◆ Material to process:
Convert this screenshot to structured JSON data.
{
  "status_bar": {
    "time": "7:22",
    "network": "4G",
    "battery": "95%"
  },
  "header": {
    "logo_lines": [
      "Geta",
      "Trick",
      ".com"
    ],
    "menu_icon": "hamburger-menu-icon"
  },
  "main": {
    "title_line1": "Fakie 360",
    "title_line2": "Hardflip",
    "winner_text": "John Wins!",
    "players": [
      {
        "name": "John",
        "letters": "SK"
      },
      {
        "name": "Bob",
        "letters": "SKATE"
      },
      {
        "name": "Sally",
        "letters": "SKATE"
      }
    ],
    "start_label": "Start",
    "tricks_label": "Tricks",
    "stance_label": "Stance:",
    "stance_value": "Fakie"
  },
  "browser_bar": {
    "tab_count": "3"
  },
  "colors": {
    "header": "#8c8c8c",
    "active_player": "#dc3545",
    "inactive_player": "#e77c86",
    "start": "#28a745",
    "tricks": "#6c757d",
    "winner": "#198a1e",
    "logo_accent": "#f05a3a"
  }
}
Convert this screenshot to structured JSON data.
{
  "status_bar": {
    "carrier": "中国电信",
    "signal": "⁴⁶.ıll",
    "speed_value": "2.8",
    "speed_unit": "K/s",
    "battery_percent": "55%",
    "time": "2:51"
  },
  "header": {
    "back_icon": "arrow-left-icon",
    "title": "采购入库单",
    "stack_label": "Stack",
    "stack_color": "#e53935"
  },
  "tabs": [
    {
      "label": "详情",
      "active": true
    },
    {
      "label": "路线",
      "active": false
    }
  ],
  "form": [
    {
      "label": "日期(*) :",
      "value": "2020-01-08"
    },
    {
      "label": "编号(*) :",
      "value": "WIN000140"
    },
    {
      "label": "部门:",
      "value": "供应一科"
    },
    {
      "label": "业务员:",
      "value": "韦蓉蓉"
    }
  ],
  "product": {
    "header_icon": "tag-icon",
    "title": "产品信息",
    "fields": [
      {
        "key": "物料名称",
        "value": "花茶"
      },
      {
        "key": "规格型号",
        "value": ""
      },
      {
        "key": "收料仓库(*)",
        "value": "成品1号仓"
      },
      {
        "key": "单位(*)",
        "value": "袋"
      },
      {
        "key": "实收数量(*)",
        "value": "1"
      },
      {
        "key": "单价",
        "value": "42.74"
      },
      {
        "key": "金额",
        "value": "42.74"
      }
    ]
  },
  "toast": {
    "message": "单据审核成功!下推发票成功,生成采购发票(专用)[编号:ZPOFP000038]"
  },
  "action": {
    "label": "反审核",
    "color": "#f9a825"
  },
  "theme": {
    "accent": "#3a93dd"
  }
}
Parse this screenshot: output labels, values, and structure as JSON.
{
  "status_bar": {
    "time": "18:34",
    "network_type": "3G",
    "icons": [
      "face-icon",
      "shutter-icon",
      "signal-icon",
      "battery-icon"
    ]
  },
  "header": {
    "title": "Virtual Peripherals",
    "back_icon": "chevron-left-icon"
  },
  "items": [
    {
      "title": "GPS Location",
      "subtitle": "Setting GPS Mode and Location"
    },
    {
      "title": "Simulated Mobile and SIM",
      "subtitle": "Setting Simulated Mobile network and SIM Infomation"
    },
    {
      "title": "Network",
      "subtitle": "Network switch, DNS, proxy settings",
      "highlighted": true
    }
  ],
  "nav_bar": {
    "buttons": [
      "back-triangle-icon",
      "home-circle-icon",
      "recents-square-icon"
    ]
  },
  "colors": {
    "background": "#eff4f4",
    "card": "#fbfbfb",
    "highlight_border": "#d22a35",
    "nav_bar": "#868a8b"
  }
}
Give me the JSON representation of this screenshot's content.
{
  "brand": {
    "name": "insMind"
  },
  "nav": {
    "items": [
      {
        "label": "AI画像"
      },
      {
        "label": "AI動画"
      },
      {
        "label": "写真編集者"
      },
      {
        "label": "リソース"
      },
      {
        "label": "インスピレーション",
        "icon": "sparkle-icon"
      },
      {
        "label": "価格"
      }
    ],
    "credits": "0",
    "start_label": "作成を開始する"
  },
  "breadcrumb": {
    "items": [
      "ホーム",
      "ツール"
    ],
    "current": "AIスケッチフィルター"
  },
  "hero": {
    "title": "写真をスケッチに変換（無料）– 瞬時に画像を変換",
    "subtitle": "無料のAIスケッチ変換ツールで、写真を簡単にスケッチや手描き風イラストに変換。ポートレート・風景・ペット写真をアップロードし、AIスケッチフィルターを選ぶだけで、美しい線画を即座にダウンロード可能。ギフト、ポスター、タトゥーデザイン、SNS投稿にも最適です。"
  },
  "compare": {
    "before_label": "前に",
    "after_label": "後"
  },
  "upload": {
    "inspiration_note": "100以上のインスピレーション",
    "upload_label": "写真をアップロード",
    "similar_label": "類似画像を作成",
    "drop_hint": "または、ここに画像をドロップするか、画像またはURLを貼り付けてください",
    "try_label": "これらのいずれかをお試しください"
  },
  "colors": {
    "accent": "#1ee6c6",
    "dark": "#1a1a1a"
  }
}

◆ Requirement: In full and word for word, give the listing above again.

◆ Expected output:
Convert this screenshot to structured JSON data.
{
  "status_bar": {
    "time": "7:22",
    "network": "4G",
    "battery": "95%"
  },
  "header": {
    "logo_lines": [
      "Geta",
      "Trick",
      ".com"
    ],
    "menu_icon": "hamburger-menu-icon"
  },
  "main": {
    "title_line1": "Fakie 360",
    "title_line2": "Hardflip",
    "winner_text": "John Wins!",
    "players": [
      {
        "name": "John",
        "letters": "SK"
      },
      {
        "name": "Bob",
        "letters": "SKATE"
      },
      {
        "name": "Sally",
        "letters": "SKATE"
      }
    ],
    "start_label": "Start",
    "tricks_label": "Tricks",
    "stance_label": "Stance:",
    "stance_value": "Fakie"
  },
  "browser_bar": {
    "tab_count": "3"
  },
  "colors": {
    "header": "#8c8c8c",
    "active_player": "#dc3545",
    "inactive_player": "#e77c86",
    "start": "#28a745",
    "tricks": "#6c757d",
    "winner": "#198a1e",
    "logo_accent": "#f05a3a"
  }
}
Convert this screenshot to structured JSON data.
{
  "status_bar": {
    "carrier": "中国电信",
    "signal": "⁴⁶.ıll",
    "speed_value": "2.8",
    "speed_unit": "K/s",
    "battery_percent": "55%",
    "time": "2:51"
  },
  "header": {
    "back_icon": "arrow-left-icon",
    "title": "采购入库单",
    "stack_label": "Stack",
    "stack_color": "#e53935"
  },
  "tabs": [
    {
      "label": "详情",
      "active": true
    },
    {
      "label": "路线",
      "active": false
    }
  ],
  "form": [
    {
      "label": "日期(*) :",
      "value": "2020-01-08"
    },
    {
      "label": "编号(*) :",
      "value": "WIN000140"
    },
    {
      "label": "部门:",
      "value": "供应一科"
    },
    {
      "label": "业务员:",
      "value": "韦蓉蓉"
    }
  ],
  "product": {
    "header_icon": "tag-icon",
    "title": "产品信息",
    "fields": [
      {
        "key": "物料名称",
        "value": "花茶"
      },
      {
        "key": "规格型号",
        "value": ""
      },
      {
        "key": "收料仓库(*)",
        "value": "成品1号仓"
      },
      {
        "key": "单位(*)",
        "value": "袋"
      },
      {
        "key": "实收数量(*)",
        "value": "1"
      },
      {
        "key": "单价",
        "value": "42.74"
      },
      {
        "key": "金额",
        "value": "42.74"
      }
    ]
  },
  "toast": {
    "message": "单据审核成功!下推发票成功,生成采购发票(专用)[编号:ZPOFP000038]"
  },
  "action": {
    "label": "反审核",
    "color": "#f9a825"
  },
  "theme": {
    "accent": "#3a93dd"
  }
}
Parse this screenshot: output labels, values, and structure as JSON.
{
  "status_bar": {
    "time": "18:34",
    "network_type": "3G",
    "icons": [
      "face-icon",
      "shutter-icon",
      "signal-icon",
      "battery-icon"
    ]
  },
  "header": {
    "title": "Virtual Peripherals",
    "back_icon": "chevron-left-icon"
  },
  "items": [
    {
      "title": "GPS Location",
      "subtitle": "Setting GPS Mode and Location"
    },
    {
      "title": "Simulated Mobile and SIM",
      "subtitle": "Setting Simulated Mobile network and SIM Infomation"
    },
    {
      "title": "Network",
      "subtitle": "Network switch, DNS, proxy settings",
      "highlighted": true
    }
  ],
  "nav_bar": {
    "buttons": [
      "back-triangle-icon",
      "home-circle-icon",
      "recents-square-icon"
    ]
  },
  "colors": {
    "background": "#eff4f4",
    "card": "#fbfbfb",
    "highlight_border": "#d22a35",
    "nav_bar": "#868a8b"
  }
}
Give me the JSON representation of this screenshot's content.
{
  "brand": {
    "name": "insMind"
  },
  "nav": {
    "items": [
      {
        "label": "AI画像"
      },
      {
        "label": "AI動画"
      },
      {
        "label": "写真編集者"
      },
      {
        "label": "リソース"
      },
      {
        "label": "インスピレーション",
        "icon": "sparkle-icon"
      },
      {
        "label": "価格"
      }
    ],
    "credits": "0",
    "start_label": "作成を開始する"
  },
  "breadcrumb": {
    "items": [
      "ホーム",
      "ツール"
    ],
    "current": "AIスケッチフィルター"
  },
  "hero": {
    "title": "写真をスケッチに変換（無料）– 瞬時に画像を変換",
    "subtitle": "無料のAIスケッチ変換ツールで、写真を簡単にスケッチや手描き風イラストに変換。ポートレート・風景・ペット写真をアップロードし、AIスケッチフィルターを選ぶだけで、美しい線画を即座にダウンロード可能。ギフト、ポスター、タトゥーデザイン、SNS投稿にも最適です。"
  },
  "compare": {
    "before_label": "前に",
    "after_label": "後"
  },
  "upload": {
    "inspiration_note": "100以上のインスピレーション",
    "upload_label": "写真をアップロード",
    "similar_label": "類似画像を作成",
    "drop_hint": "または、ここに画像をドロップするか、画像またはURLを貼り付けてください",
    "try_label": "これらのいずれかをお試しください"
  },
  "colors": {
    "accent": "#1ee6c6",
    "dark": "#1a1a1a"
  }
}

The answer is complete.